  • N1 61%
  • All N2 51%
  • N2a 64%
  • N2b 43%
  • N2c 38%
  • N3 26%

For CUP, doctors have much to study and learn, particularly as diagnostic procedures in the future will hopefully find more primary cancers. Also, as we learn more about HPV-related cancers in the head and neck, doctors hope to get better information on CUP.

References

1 Patterns of cervical lymph node metastasis from squamous carcinomas of the upper aerodigestive tract. Patterns of cervical lymph node metastasis from squamous carcinomas of the upper aerodigestive tract. The American Journal of Surgery. 1990;160(4):405-409.

2 Patterns of Cervical Node Metastases From Squamous Carcinoma of the Larynx. Arch Otolaryngol Head Neck Surg. 1990;116(4):432-435.

3 Zhang MQ, El-Mofty SK, Dávila RM. Detection of human papillomavirus-related squamous cell carcinoma cytologically and by in situ hybridization in fine-needle aspiration biopsies of cervical metastasis: a tool for identifying the site of an occult head and neck primary. Cancer. 2008;114(2):118-23.
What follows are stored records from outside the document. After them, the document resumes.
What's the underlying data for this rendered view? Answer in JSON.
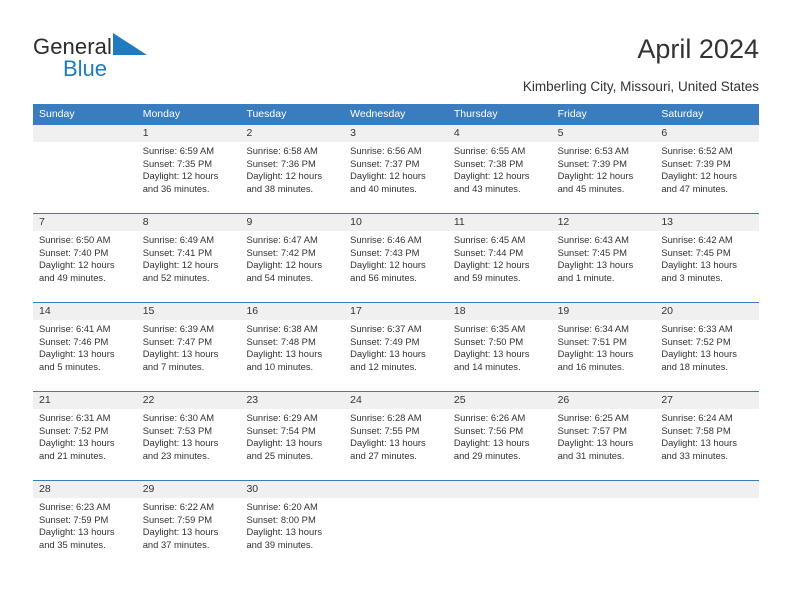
{
  "brand": {
    "name_part1": "General",
    "name_part2": "Blue",
    "triangle_color": "#1f7bc1"
  },
  "header": {
    "title": "April 2024",
    "subtitle": "Kimberling City, Missouri, United States"
  },
  "theme": {
    "header_blue": "#3a7dbf",
    "day_band_gray": "#f0f0f0",
    "text": "#333333"
  },
  "weekdays": [
    "Sunday",
    "Monday",
    "Tuesday",
    "Wednesday",
    "Thursday",
    "Friday",
    "Saturday"
  ],
  "weeks": [
    {
      "days": [
        {
          "num": "",
          "lines": []
        },
        {
          "num": "1",
          "lines": [
            "Sunrise: 6:59 AM",
            "Sunset: 7:35 PM",
            "Daylight: 12 hours",
            "and 36 minutes."
          ]
        },
        {
          "num": "2",
          "lines": [
            "Sunrise: 6:58 AM",
            "Sunset: 7:36 PM",
            "Daylight: 12 hours",
            "and 38 minutes."
          ]
        },
        {
          "num": "3",
          "lines": [
            "Sunrise: 6:56 AM",
            "Sunset: 7:37 PM",
            "Daylight: 12 hours",
            "and 40 minutes."
          ]
        },
        {
          "num": "4",
          "lines": [
            "Sunrise: 6:55 AM",
            "Sunset: 7:38 PM",
            "Daylight: 12 hours",
            "and 43 minutes."
          ]
        },
        {
          "num": "5",
          "lines": [
            "Sunrise: 6:53 AM",
            "Sunset: 7:39 PM",
            "Daylight: 12 hours",
            "and 45 minutes."
          ]
        },
        {
          "num": "6",
          "lines": [
            "Sunrise: 6:52 AM",
            "Sunset: 7:39 PM",
            "Daylight: 12 hours",
            "and 47 minutes."
          ]
        }
      ]
    },
    {
      "days": [
        {
          "num": "7",
          "lines": [
            "Sunrise: 6:50 AM",
            "Sunset: 7:40 PM",
            "Daylight: 12 hours",
            "and 49 minutes."
          ]
        },
        {
          "num": "8",
          "lines": [
            "Sunrise: 6:49 AM",
            "Sunset: 7:41 PM",
            "Daylight: 12 hours",
            "and 52 minutes."
          ]
        },
        {
          "num": "9",
          "lines": [
            "Sunrise: 6:47 AM",
            "Sunset: 7:42 PM",
            "Daylight: 12 hours",
            "and 54 minutes."
          ]
        },
        {
          "num": "10",
          "lines": [
            "Sunrise: 6:46 AM",
            "Sunset: 7:43 PM",
            "Daylight: 12 hours",
            "and 56 minutes."
          ]
        },
        {
          "num": "11",
          "lines": [
            "Sunrise: 6:45 AM",
            "Sunset: 7:44 PM",
            "Daylight: 12 hours",
            "and 59 minutes."
          ]
        },
        {
          "num": "12",
          "lines": [
            "Sunrise: 6:43 AM",
            "Sunset: 7:45 PM",
            "Daylight: 13 hours",
            "and 1 minute."
          ]
        },
        {
          "num": "13",
          "lines": [
            "Sunrise: 6:42 AM",
            "Sunset: 7:45 PM",
            "Daylight: 13 hours",
            "and 3 minutes."
          ]
        }
      ]
    },
    {
      "days": [
        {
          "num": "14",
          "lines": [
            "Sunrise: 6:41 AM",
            "Sunset: 7:46 PM",
            "Daylight: 13 hours",
            "and 5 minutes."
          ]
        },
        {
          "num": "15",
          "lines": [
            "Sunrise: 6:39 AM",
            "Sunset: 7:47 PM",
            "Daylight: 13 hours",
            "and 7 minutes."
          ]
        },
        {
          "num": "16",
          "lines": [
            "Sunrise: 6:38 AM",
            "Sunset: 7:48 PM",
            "Daylight: 13 hours",
            "and 10 minutes."
          ]
        },
        {
          "num": "17",
          "lines": [
            "Sunrise: 6:37 AM",
            "Sunset: 7:49 PM",
            "Daylight: 13 hours",
            "and 12 minutes."
          ]
        },
        {
          "num": "18",
          "lines": [
            "Sunrise: 6:35 AM",
            "Sunset: 7:50 PM",
            "Daylight: 13 hours",
            "and 14 minutes."
          ]
        },
        {
          "num": "19",
          "lines": [
            "Sunrise: 6:34 AM",
            "Sunset: 7:51 PM",
            "Daylight: 13 hours",
            "and 16 minutes."
          ]
        },
        {
          "num": "20",
          "lines": [
            "Sunrise: 6:33 AM",
            "Sunset: 7:52 PM",
            "Daylight: 13 hours",
            "and 18 minutes."
          ]
        }
      ]
    },
    {
      "days": [
        {
          "num": "21",
          "lines": [
            "Sunrise: 6:31 AM",
            "Sunset: 7:52 PM",
            "Daylight: 13 hours",
            "and 21 minutes."
          ]
        },
        {
          "num": "22",
          "lines": [
            "Sunrise: 6:30 AM",
            "Sunset: 7:53 PM",
            "Daylight: 13 hours",
            "and 23 minutes."
          ]
        },
        {
          "num": "23",
          "lines": [
            "Sunrise: 6:29 AM",
            "Sunset: 7:54 PM",
            "Daylight: 13 hours",
            "and 25 minutes."
          ]
        },
        {
          "num": "24",
          "lines": [
            "Sunrise: 6:28 AM",
            "Sunset: 7:55 PM",
            "Daylight: 13 hours",
            "and 27 minutes."
          ]
        },
        {
          "num": "25",
          "lines": [
            "Sunrise: 6:26 AM",
            "Sunset: 7:56 PM",
            "Daylight: 13 hours",
            "and 29 minutes."
          ]
        },
        {
          "num": "26",
          "lines": [
            "Sunrise: 6:25 AM",
            "Sunset: 7:57 PM",
            "Daylight: 13 hours",
            "and 31 minutes."
          ]
        },
        {
          "num": "27",
          "lines": [
            "Sunrise: 6:24 AM",
            "Sunset: 7:58 PM",
            "Daylight: 13 hours",
            "and 33 minutes."
          ]
        }
      ]
    },
    {
      "days": [
        {
          "num": "28",
          "lines": [
            "Sunrise: 6:23 AM",
            "Sunset: 7:59 PM",
            "Daylight: 13 hours",
            "and 35 minutes."
          ]
        },
        {
          "num": "29",
          "lines": [
            "Sunrise: 6:22 AM",
            "Sunset: 7:59 PM",
            "Daylight: 13 hours",
            "and 37 minutes."
          ]
        },
        {
          "num": "30",
          "lines": [
            "Sunrise: 6:20 AM",
            "Sunset: 8:00 PM",
            "Daylight: 13 hours",
            "and 39 minutes."
          ]
        },
        {
          "num": "",
          "lines": []
        },
        {
          "num": "",
          "lines": []
        },
        {
          "num": "",
          "lines": []
        },
        {
          "num": "",
          "lines": []
        }
      ]
    }
  ]
}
4 Morton DL, Wen DR, Foshag LJ, Essner R, Cochran A. Intraoperative lymphatic mapping and selective cervical lymphadenectomy for early-stage melanomas of the head and neck. J Clin Oncol. 1993;11:1751-1756.

5 Civantos FJ, Zitsch RP, Schuller DE, Agrawal A, Smith RB, Nason R, Petruzelli G, Gourin CG, Wong RJ, Ferris RL, El Naggar A, Ridge JA, Paniello RC, Owzar K, McCall L, Chepeha DB, Yarbrough WG, Myers JN. Sentinel lymph node biopsy accurately stages the regional lymph nodes for T1-T2 oral squamous cell carcinomas: results of a prospective multi-institutional trial. J Clin Oncol. 2010;28(8):1395-400.

6 Referenced with permission from The NCCN Clinical Practice Guidelines in Oncology (NCCN Guidelines®) for Head and Neck Cancers V.2.2013. © National Comprehensive Cancer Network, Inc 2013. All rights reserved. Accessed June 20, 2013. To view the most recent and complete version of the guideline, go online to www.nccn.org. NATIONAL COMPREHENSIVE CANCER NETWORK®, NCCN®, NCCN GUIDELINES®, and all other NCCN Content are trademarks owned by the National Comprehensive Cancer Network, Inc.

7 Balaker AE, Abemayor E, Elashoff D, St. John MA. Cancer of unknown primary: does treatment modality make a difference? Laryngoscope.2012;122(6):1279-82. doi: 10.1002/lary.22424. Epub 2012 Apr 26.